  4. All companies are expected to abide by the principles of fair employment under the Tripartite Guidelines on Fair Employment Practices, which states that employers should “recruit and select employees on the basis of merit”. Hiring on the basis of merit, regardless of age, makes good business sense, especially in this tight labour market. It is also the right thing to do.
  5. It is precisely to address the potential market failure described by Mr Lim, that the Career Support Programme (CSP) was launched. Some employers are uncertain about hiring a mature PMET who has been out of work for 6 months or more. However, if they are willing to try, we will subsidise up to 40% of their wage cost for up to 12 months.
  6. This allows the employer to see if there is a good fit. The CSP also provides mature PMETs with the opportunity to demonstrate the value that they can bring and provides employers with the opportunity to leverage on their wealth of experience. Since May 2016, employers who hire mature PMETs who have been made redundant can also receive wage subsidies under the CSP.
  7. To date, more than 140 companies have hired mature PMETs under the CSP. Companies hiring or looking to hire eligible mature PMETs can apply for the CSP by registering with Singapore Workforce Development Agency (WDA) or the Employment and Employability Institute (e2i).
  8. Besides the CSP, the Ministry of Manpower has also strengthened employment support for mature PMETs through the Professional Conversion Programmes (PCPs) and P-Max. For PMETs making a career switch, PCPs provide wage and training subsidies to companies which first hire and then train eligible PMETs to take on new positions.
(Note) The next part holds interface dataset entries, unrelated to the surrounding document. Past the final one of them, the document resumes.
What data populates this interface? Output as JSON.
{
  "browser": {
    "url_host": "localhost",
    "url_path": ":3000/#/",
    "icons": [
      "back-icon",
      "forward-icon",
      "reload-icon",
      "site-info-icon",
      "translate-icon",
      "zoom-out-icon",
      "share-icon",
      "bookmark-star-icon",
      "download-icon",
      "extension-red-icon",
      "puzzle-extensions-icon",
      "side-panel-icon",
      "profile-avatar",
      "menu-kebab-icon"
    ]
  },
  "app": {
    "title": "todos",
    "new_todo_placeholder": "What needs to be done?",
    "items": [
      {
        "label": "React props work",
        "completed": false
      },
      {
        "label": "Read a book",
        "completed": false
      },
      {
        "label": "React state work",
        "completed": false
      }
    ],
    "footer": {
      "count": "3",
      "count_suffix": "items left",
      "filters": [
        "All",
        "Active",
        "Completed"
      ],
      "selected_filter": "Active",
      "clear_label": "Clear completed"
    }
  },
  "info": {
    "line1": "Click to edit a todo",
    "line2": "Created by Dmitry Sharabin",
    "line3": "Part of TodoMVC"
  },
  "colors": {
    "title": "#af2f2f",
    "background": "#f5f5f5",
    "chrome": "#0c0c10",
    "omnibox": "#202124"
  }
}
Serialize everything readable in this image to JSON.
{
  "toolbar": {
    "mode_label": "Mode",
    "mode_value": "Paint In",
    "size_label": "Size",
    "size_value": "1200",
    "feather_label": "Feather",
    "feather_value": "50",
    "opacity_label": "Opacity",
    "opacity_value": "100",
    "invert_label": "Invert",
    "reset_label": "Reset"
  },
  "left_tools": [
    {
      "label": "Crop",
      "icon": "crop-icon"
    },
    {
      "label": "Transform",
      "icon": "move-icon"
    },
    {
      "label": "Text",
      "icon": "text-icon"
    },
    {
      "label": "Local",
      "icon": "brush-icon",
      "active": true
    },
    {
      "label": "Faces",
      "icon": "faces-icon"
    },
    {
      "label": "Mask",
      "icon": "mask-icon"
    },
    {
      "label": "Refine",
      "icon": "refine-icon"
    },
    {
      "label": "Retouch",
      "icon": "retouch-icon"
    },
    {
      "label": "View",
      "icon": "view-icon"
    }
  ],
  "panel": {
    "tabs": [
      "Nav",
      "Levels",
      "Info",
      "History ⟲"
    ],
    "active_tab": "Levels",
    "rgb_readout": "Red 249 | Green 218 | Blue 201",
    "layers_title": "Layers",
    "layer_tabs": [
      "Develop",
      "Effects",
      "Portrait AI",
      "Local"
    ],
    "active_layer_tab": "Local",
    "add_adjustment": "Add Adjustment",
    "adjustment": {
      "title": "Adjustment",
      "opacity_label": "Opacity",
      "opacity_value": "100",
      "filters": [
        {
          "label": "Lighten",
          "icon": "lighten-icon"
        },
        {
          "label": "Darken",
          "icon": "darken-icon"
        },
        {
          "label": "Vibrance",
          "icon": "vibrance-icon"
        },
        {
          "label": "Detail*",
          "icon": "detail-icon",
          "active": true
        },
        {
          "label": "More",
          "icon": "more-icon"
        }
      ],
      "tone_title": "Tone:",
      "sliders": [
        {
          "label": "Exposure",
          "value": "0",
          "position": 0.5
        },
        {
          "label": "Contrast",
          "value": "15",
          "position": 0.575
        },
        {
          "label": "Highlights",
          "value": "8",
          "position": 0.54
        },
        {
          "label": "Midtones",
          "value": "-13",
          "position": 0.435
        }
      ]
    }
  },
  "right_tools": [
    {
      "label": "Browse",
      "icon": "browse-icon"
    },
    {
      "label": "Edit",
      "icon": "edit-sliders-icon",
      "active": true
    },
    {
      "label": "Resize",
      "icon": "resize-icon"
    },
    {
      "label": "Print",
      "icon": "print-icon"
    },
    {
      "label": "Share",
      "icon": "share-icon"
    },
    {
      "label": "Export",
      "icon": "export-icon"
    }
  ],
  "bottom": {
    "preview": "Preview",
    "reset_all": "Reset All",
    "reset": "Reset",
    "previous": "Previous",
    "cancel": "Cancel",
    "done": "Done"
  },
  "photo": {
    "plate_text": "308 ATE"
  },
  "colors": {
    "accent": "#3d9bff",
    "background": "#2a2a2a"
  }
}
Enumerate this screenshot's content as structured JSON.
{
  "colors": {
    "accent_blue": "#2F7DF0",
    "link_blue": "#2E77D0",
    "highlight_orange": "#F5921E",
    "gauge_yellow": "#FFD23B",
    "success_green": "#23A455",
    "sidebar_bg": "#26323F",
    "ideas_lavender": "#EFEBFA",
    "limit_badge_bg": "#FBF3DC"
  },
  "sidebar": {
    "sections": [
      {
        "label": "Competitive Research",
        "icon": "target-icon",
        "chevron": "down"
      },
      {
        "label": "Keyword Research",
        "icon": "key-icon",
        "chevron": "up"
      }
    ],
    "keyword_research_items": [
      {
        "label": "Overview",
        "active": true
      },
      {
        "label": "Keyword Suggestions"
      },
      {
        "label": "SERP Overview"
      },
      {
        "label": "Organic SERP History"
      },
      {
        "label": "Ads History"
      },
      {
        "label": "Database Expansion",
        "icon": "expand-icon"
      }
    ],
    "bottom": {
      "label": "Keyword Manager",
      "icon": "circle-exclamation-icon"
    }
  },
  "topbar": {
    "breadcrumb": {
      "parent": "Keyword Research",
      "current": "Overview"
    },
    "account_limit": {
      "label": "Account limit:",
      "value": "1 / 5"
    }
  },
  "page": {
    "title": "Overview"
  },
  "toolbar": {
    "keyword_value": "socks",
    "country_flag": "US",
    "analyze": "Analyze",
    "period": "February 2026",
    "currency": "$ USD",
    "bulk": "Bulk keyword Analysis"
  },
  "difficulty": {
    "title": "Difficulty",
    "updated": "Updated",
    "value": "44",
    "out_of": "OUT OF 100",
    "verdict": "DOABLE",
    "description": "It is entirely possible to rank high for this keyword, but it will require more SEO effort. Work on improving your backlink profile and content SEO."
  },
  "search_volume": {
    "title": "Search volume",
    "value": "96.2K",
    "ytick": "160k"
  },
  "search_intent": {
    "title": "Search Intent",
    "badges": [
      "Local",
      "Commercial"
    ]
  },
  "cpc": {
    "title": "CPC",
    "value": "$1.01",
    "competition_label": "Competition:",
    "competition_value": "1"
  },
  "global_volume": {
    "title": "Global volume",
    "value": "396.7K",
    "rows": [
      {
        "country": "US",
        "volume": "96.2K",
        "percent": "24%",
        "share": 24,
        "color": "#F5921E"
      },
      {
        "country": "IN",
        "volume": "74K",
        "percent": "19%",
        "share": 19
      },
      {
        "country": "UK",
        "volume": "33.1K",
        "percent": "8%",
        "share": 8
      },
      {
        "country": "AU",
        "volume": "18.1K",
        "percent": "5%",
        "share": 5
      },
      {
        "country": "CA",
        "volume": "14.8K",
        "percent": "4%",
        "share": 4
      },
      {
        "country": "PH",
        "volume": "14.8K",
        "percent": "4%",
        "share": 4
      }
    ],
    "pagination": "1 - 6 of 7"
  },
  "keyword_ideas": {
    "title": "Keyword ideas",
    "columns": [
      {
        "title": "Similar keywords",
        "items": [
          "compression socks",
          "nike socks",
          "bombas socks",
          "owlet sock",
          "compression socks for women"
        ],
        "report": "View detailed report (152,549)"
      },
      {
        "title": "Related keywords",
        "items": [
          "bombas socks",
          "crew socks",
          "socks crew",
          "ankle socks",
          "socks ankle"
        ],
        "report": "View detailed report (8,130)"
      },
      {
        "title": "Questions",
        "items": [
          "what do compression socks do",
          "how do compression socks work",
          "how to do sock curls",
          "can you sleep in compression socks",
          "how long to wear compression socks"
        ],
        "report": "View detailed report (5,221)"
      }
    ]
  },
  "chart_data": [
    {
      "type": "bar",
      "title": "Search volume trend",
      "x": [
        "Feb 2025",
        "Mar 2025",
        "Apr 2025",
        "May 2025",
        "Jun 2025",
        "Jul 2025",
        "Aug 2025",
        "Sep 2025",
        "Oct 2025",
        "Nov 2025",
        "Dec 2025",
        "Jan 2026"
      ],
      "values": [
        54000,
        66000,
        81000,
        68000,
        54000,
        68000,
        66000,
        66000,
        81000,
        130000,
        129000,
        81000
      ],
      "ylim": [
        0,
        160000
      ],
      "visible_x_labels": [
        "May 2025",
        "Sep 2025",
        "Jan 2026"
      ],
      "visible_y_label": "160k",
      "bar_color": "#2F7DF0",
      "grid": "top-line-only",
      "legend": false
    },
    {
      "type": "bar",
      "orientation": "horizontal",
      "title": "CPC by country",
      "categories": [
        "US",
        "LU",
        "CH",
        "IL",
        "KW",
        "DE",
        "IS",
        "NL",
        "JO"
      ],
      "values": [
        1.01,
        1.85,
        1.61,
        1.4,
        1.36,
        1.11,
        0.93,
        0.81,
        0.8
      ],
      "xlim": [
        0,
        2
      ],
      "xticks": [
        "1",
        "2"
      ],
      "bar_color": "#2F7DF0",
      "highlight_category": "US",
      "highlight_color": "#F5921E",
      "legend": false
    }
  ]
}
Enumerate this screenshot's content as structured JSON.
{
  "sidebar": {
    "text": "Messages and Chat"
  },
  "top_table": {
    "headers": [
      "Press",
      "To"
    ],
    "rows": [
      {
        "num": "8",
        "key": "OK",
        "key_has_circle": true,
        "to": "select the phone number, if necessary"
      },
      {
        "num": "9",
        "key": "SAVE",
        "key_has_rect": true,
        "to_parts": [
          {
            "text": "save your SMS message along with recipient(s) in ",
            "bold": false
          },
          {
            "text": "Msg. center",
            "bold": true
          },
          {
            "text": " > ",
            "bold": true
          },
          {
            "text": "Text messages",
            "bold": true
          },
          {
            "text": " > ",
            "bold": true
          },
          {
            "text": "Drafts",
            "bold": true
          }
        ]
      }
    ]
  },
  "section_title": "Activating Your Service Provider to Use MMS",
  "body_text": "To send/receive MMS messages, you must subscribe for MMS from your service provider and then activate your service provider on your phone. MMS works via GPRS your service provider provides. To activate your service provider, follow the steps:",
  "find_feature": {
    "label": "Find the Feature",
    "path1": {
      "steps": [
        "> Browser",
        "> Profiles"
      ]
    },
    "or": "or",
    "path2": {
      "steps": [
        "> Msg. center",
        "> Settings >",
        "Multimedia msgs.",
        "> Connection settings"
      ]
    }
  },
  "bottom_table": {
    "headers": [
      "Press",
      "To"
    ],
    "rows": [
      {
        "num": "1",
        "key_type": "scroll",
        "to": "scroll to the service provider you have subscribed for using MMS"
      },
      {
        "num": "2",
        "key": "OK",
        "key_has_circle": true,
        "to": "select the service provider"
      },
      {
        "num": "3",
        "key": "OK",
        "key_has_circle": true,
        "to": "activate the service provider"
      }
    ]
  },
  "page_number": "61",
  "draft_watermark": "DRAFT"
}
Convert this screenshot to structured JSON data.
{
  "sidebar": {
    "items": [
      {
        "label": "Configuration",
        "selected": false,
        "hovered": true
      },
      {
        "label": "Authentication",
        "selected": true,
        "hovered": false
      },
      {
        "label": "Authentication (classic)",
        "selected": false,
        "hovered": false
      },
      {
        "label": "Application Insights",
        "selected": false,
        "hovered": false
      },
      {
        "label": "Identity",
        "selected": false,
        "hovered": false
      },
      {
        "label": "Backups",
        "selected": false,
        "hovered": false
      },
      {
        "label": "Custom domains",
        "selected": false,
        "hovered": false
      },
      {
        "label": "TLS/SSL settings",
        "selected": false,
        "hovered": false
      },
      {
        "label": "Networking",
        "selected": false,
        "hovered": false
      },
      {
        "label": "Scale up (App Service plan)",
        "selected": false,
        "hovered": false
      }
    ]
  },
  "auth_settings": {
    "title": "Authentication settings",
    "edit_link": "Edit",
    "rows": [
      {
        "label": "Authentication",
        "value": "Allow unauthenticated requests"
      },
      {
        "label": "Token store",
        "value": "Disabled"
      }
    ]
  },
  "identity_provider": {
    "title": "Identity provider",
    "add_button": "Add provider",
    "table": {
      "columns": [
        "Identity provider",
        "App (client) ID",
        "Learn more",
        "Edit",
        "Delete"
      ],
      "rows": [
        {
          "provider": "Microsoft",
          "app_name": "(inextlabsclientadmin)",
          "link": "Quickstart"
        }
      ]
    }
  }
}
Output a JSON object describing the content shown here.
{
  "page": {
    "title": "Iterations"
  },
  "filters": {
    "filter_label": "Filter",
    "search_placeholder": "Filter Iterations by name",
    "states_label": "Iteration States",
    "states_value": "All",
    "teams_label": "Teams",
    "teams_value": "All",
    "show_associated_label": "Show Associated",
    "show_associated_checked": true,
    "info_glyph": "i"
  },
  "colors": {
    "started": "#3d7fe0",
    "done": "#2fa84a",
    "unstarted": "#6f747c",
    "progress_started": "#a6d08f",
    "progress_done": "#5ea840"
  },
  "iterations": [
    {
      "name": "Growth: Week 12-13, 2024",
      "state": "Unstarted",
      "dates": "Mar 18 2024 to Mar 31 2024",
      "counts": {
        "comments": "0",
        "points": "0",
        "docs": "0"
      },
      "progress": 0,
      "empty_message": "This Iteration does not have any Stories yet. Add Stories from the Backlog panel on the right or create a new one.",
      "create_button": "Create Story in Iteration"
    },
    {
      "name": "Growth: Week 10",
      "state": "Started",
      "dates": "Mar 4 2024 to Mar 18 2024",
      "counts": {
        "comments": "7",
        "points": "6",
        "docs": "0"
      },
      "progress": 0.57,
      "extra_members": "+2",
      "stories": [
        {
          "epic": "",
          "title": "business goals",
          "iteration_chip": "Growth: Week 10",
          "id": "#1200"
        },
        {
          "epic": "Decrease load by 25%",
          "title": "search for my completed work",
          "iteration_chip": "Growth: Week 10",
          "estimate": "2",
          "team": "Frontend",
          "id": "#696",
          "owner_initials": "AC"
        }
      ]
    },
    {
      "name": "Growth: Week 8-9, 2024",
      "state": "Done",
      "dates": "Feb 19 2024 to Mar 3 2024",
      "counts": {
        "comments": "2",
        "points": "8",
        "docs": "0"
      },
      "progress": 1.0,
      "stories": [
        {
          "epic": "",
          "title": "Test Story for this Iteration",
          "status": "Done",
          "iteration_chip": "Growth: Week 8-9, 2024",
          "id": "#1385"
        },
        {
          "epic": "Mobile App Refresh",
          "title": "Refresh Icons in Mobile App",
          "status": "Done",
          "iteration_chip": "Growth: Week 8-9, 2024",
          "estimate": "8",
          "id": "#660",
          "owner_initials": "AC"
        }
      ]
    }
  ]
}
Companies that hire mature PMETs receive higher support under the PCPs. PMETs can also be matched with Small and Medium Enterprises through P-Max.
  9. Taken together, these initiatives under Adapt & Grow will offer more opportunities for mature PMETs to find employment and be equipped with the relevant skills.
  10. We encourage individuals to visit WDA’s website and e2i’s website for more information.

Hiring fallacies adding to displaced PMETs' woes
- TODAY, 19 July 2016

  1. I refer to the The Big Read article “Despite help, displaced PMETs find the ‘perfect cocktail’ to a new career elusive” (July 16).
  2. While reskilling, relearning and lowering salary expectations are emphasised as the conditions of getting back in the game, the problem of market failure aggravating the situation cannot be ruled out.
  3. Better-qualified older professionals, managers, executives or technicians (PMETs) have been passed over because inferior younger candidates are cheaper and are assumed to be able to learn fast.
  4. The belief that younger, cheaper workers will be equivalent to experienced workers in due course, in terms of competencies and contribution, is not self-evident. This can be a red herring for hiring managers who are younger than senior job applicants.
  5. The real reason could be that these managers do not feel comfortable managing workers who are more experienced than them. Another reason could be that firms making hiring decisions see the cost but not the benefit.
  6. This is a market failure because an efficient allocation of economic resources did not occur — the most suitable applicant was not hired.
  7. When this happens on a large scale, with thousands of unemployed PMETs, it is a misallocation of resources within the economy.
  8. This should not be seen solely as structural unemployment, as the older PMETs have the appropriate skills, are superior and would have been more productive had they been hired.
  9. They could create more economic value per dollar spent by employers, but are not hired, while less productive but younger workers are.
  10. So besides retraining and helping unemployed PMETs learn new skills, the authorities should look at policy measures to address this market failure. This can only be good for the economy, firms and displaced PMETs.